“We also ascertained the youth’s opinion on contentious issues which have been at the centre stage of the ongoing debate over liberty and progressive beliefs – banning of movies which hurt religious sentiments, beef consumption and death penalty. We find that 60% supported banning movies which hurt religious sentiments. 46% object to allowing beef consumption and 49% support retaining capital punishment. These figures clearly indicate that most youngsters remain averse to progressive beliefs on political issues.”
As the Financial Times notes in its comments on the survey:
“Religion retains a powerful grip. Nearly half give religion precedence over science when they clash, while just a third would privilege science over religion….more than half of youths believe women should always listen to their husbands. Nearly two-fifths feel it is inappropriate for a woman to work after marriage, while a significant 38% feel women should not wear jeans.”
Similarly, 40% of young Indian women “favoured the idea of an obedient wife”
The survey evidence confirms a critical paradox about India:
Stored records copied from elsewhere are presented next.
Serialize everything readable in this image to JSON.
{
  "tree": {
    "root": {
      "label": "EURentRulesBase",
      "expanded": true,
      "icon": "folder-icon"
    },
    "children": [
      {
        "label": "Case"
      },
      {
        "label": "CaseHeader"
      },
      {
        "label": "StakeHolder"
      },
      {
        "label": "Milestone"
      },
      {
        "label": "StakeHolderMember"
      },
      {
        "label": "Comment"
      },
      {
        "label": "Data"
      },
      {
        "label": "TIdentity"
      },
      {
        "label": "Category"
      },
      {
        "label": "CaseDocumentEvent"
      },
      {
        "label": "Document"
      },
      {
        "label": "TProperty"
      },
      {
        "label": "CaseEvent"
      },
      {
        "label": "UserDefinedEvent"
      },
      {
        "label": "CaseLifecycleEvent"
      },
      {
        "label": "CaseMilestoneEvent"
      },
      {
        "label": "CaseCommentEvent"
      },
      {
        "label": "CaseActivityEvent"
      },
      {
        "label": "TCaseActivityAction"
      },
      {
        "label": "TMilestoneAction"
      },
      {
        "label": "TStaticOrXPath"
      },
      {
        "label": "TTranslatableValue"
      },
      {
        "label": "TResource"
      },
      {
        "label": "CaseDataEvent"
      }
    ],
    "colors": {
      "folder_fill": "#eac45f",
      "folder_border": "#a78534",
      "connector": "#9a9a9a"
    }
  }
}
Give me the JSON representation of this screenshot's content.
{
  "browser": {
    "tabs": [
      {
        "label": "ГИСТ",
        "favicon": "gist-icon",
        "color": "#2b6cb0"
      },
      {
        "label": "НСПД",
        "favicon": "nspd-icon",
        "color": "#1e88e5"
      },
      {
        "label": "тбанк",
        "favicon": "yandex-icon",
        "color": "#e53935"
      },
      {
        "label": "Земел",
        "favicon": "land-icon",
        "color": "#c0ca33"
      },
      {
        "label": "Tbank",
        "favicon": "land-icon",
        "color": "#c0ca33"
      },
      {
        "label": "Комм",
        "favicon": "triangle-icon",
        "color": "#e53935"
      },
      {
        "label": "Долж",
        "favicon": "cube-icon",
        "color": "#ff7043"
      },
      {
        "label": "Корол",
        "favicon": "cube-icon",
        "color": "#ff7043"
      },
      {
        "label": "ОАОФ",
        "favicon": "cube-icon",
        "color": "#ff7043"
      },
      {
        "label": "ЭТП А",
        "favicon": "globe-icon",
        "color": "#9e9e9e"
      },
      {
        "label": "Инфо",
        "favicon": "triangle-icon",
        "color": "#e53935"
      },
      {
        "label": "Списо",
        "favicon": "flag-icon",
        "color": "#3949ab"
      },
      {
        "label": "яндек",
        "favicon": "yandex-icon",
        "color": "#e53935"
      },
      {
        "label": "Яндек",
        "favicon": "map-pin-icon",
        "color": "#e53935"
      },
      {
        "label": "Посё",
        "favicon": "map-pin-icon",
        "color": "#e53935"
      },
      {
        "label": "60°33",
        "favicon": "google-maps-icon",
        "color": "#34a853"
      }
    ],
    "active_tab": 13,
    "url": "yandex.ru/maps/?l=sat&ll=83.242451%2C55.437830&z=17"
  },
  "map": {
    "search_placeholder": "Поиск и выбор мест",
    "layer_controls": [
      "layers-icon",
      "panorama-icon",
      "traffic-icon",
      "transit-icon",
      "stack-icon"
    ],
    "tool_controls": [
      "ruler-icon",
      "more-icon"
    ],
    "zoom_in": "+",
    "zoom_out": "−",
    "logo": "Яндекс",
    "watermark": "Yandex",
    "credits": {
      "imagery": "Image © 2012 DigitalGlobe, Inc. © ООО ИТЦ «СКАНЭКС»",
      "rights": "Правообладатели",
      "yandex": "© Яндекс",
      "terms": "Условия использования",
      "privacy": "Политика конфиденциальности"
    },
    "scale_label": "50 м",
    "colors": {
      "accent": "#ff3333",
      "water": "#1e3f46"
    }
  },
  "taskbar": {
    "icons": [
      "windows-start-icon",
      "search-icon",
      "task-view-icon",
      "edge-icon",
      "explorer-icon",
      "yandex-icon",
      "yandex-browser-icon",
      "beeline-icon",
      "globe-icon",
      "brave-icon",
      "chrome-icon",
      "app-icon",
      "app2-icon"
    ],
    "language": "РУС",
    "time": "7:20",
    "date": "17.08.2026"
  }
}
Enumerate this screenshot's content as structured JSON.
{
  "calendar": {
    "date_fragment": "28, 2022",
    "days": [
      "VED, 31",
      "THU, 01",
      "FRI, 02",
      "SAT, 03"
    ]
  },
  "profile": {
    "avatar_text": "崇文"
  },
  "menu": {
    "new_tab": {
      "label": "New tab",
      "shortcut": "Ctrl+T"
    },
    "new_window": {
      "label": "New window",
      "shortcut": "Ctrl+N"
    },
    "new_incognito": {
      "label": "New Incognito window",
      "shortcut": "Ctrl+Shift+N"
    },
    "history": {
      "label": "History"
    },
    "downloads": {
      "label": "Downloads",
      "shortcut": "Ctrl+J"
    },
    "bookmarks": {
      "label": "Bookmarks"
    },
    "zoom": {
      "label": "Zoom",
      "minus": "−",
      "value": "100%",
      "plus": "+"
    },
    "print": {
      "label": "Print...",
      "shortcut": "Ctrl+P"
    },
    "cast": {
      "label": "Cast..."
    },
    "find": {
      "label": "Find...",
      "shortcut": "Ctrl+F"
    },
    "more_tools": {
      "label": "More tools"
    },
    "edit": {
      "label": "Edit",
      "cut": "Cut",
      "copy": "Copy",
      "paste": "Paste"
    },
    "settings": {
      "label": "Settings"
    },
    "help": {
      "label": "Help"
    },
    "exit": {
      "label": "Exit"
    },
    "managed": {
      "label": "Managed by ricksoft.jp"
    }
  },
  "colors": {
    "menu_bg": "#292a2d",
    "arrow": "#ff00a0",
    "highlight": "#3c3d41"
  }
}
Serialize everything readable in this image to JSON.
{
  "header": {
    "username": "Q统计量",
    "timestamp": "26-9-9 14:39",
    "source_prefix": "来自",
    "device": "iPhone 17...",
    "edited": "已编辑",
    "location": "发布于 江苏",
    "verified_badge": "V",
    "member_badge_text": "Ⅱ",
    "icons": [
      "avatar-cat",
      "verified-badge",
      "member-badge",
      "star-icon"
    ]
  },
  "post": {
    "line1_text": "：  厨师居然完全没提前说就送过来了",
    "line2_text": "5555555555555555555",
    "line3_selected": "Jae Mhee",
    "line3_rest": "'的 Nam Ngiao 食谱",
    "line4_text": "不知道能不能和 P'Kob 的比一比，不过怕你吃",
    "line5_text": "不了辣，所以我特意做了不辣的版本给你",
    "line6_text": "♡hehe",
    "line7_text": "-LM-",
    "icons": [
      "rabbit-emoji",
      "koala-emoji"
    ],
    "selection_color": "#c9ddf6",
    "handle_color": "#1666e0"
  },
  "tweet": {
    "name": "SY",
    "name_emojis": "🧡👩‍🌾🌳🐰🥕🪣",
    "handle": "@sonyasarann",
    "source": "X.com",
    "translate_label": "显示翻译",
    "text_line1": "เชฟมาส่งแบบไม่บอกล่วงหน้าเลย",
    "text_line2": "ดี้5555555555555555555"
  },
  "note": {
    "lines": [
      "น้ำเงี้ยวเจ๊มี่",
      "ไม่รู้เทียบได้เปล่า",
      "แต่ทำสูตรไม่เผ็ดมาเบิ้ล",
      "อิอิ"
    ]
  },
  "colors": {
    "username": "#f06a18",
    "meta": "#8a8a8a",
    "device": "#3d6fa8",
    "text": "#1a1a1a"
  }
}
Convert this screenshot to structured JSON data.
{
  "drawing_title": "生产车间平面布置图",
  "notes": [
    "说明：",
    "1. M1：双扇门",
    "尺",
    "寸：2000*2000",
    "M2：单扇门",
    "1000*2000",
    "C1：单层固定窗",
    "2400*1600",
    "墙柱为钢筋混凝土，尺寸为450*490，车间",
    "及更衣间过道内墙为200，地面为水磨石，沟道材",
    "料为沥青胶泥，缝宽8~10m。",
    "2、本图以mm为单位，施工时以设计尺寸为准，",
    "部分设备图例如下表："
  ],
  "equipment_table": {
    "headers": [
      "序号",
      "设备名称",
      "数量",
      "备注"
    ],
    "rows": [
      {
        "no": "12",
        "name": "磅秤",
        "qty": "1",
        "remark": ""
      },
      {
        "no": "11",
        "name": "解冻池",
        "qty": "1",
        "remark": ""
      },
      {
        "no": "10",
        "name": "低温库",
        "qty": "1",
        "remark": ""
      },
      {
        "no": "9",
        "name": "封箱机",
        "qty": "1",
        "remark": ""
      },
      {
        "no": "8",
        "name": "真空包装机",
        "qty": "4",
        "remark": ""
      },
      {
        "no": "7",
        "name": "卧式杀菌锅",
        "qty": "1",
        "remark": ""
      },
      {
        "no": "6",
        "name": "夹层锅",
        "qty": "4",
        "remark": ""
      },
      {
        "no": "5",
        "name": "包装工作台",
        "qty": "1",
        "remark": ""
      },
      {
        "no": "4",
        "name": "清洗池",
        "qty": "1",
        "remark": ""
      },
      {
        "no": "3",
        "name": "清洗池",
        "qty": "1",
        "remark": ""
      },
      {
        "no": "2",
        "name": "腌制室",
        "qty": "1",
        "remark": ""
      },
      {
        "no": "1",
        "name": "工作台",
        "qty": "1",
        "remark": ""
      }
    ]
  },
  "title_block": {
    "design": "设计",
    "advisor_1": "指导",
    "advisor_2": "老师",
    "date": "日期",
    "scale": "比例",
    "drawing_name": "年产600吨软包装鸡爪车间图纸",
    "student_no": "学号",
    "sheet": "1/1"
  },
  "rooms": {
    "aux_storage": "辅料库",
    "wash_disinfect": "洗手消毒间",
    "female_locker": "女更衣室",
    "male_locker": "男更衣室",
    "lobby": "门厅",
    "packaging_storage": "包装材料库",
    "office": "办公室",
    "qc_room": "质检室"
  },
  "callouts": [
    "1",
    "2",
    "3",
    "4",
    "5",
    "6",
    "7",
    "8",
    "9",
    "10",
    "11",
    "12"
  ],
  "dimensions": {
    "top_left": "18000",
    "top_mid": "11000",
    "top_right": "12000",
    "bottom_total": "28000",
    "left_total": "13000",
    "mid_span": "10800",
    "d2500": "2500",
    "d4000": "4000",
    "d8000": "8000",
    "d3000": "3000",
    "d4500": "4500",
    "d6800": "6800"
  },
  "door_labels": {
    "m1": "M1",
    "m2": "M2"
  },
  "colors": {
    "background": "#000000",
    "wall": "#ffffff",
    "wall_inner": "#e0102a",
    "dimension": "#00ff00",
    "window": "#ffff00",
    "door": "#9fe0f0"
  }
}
Most young Indians have smartphones and are style-conscious
Yet like most poor people, they are very conservative in their social attitudes, with patriarchy deeply-rooted
It is very easy for non-Indians – seeing television news or making an overnight visit en route to/from China – to simply see the smartphones and fashion, and assume India has now become a middle class society by Western standards. Of course, it does have relatively rich people. But fundamentally, as Indians all know, it remains a very poor country with average earnings just INR 272/day ($4.20) – and less than two-thirds of adults are literate.
There are vast opportunities in India, once one accepts these key facts. These are often focused on helping people to build a better life for themselves – one example, as premier Modi has highlighted, is in providing toilets for the 600m who currently lack access to them.
Hindustan Unilever has understood this basic truth for many years, and has become India’s largest consumer products company as a result. Their mission statement is simple and powerful – “doing well by doing good“.